"What can have possibly changed since 2011 when the department... backed down from the idea of greyhound racing?" asked IFAW Southern Africa companion animal adviser, Cora Bailey.

"Then, and despite a massive lobby by the pro-racing fraternity, they responded positively to overwhelming evidence of the cruelty and welfare concerns related to dog fighting. This was not to mention the financial implications for gamblers."

Cora Bailey said that nothing has changed in South Africa's reality in the past three years that should cause a change in the government's stance against greyhound racing, and therefore called for the language in the National Gambling Norms and Standards bill to be changed to keep dog gambling out.

"It's not just the dogs that suffer, but the financial situation for people in these communities is dire and will only become worse if greyhound racing is approved," predicted Bailey. The group believes that allowing dog racing to become a reality in South Africa once more could lead to illegal gambling and an illicit side to the sport.

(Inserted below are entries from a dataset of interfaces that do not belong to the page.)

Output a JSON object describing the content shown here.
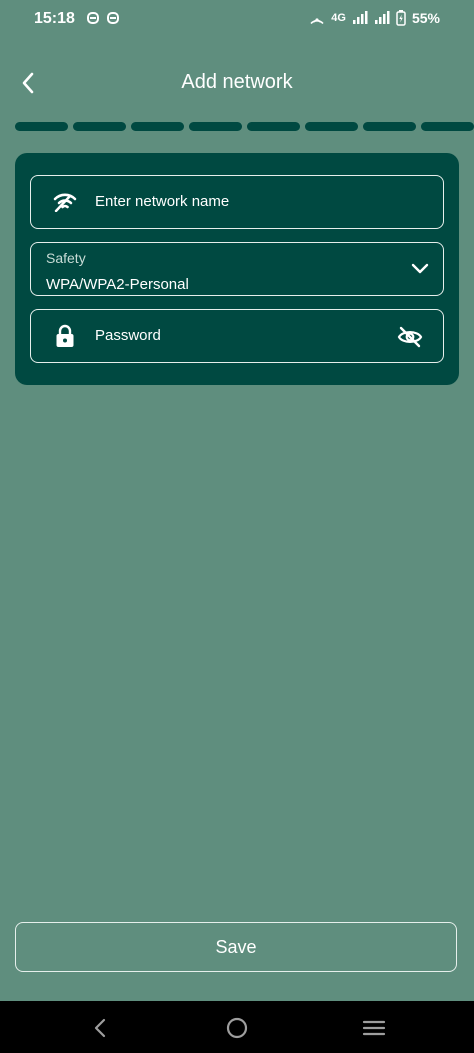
{
  "status_bar": {
    "time": "15:18",
    "network_type": "4G",
    "battery": "55%"
  },
  "app_bar": {
    "title": "Add network",
    "back_icon": "chevron-left-icon"
  },
  "progress": {
    "segments": 9,
    "color": "#004941"
  },
  "form": {
    "network_name": {
      "placeholder": "Enter network name",
      "value": "",
      "icon": "wifi-icon"
    },
    "safety": {
      "label": "Safety",
      "value": "WPA/WPA2-Personal",
      "icon": "chevron-down-icon"
    },
    "password": {
      "placeholder": "Password",
      "value": "",
      "icon": "lock-icon",
      "toggle_icon": "eye-off-icon"
    }
  },
  "actions": {
    "save_label": "Save"
  },
  "colors": {
    "background": "#5f8e7e",
    "card": "#004941",
    "text": "#ffffff"
  }
}
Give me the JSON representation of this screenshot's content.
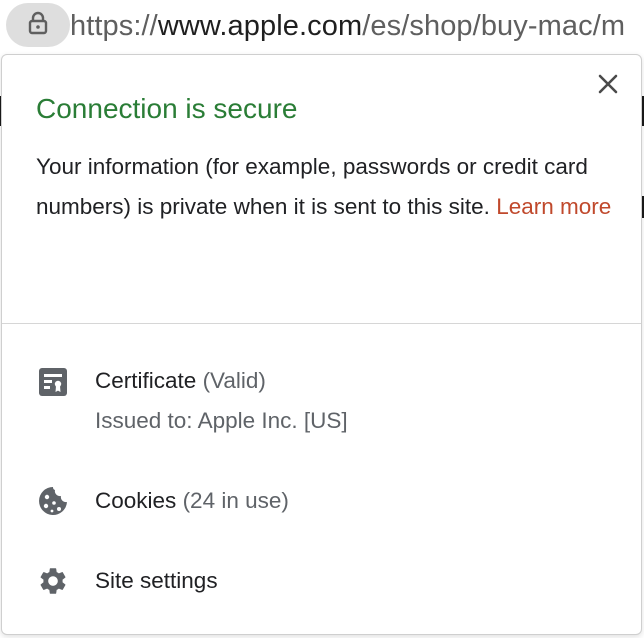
{
  "omnibox": {
    "lock_icon": "lock-icon",
    "url_scheme": "https://",
    "url_host": "www.apple.com",
    "url_path": "/es/shop/buy-mac/m"
  },
  "popup": {
    "close_icon": "close-icon",
    "title": "Connection is secure",
    "description": "Your information (for example, passwords or credit card numbers) is private when it is sent to this site.",
    "learn_more": "Learn more",
    "colors": {
      "title": "#2a7d36",
      "link": "#c0492c"
    },
    "certificate": {
      "icon": "certificate-icon",
      "label": "Certificate",
      "status": "(Valid)",
      "issued_to": "Issued to: Apple Inc. [US]"
    },
    "cookies": {
      "icon": "cookie-icon",
      "label": "Cookies",
      "status": "(24 in use)"
    },
    "site_settings": {
      "icon": "gear-icon",
      "label": "Site settings"
    }
  }
}
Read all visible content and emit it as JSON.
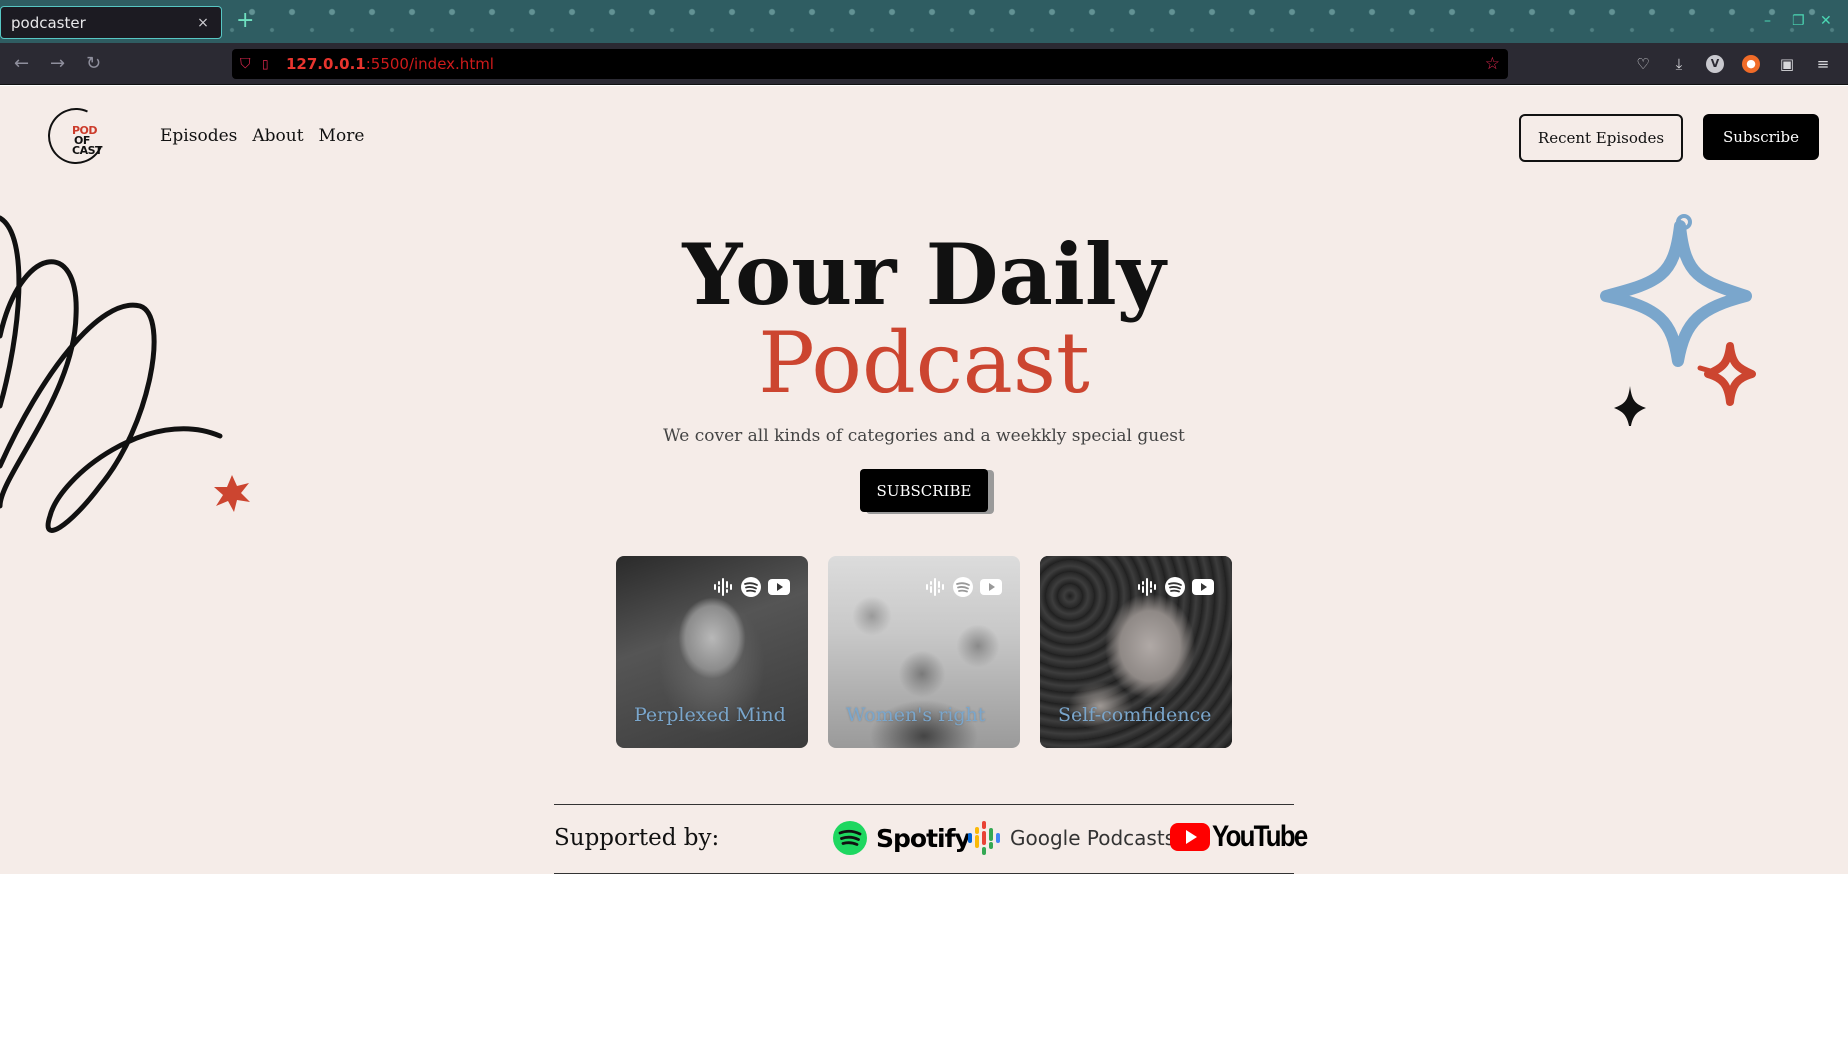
{
  "browser": {
    "tab_title": "podcaster",
    "tab_close": "×",
    "new_tab": "+",
    "url_host": "127.0.0.1",
    "url_rest": ":5500/index.html",
    "window_controls": {
      "minimize": "–",
      "restore": "❐",
      "close": "✕"
    }
  },
  "site": {
    "logo": {
      "pod": "POD",
      "of": "OF",
      "cast": "CAST"
    },
    "nav": [
      "Episodes",
      "About",
      "More"
    ],
    "recent_episodes_label": "Recent Episodes",
    "subscribe_label": "Subscribe"
  },
  "hero": {
    "title_line1": "Your Daily",
    "title_line2": "Podcast",
    "subtitle": "We cover all kinds of categories and a weekkly special guest",
    "cta_label": "SUBSCRIBE"
  },
  "cards": [
    {
      "label": "Perplexed Mind",
      "icons": [
        "google-podcasts-icon",
        "spotify-icon",
        "youtube-icon"
      ]
    },
    {
      "label": "Women's right",
      "icons": [
        "google-podcasts-icon",
        "spotify-icon",
        "youtube-icon"
      ]
    },
    {
      "label": "Self-comfidence",
      "icons": [
        "google-podcasts-icon",
        "spotify-icon",
        "youtube-icon"
      ]
    }
  ],
  "support": {
    "label": "Supported by:",
    "brands": {
      "spotify": "Spotify",
      "google": "Google Podcasts",
      "youtube": "YouTube"
    }
  },
  "colors": {
    "page_bg": "#f5ece8",
    "accent_red": "#cc4530",
    "accent_blue": "#7aa6cc",
    "tabbar": "#2f5d62"
  }
}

Although the calls have been made to change the draft, nobody is optimistic that things are within the government's ability to do much about the issue. "The fact is that South African authorities don't have the laws, or the manpower to manage illegal activities such as dog fighting and puppy mills," said IFAW Southern Africa director Jason Bell.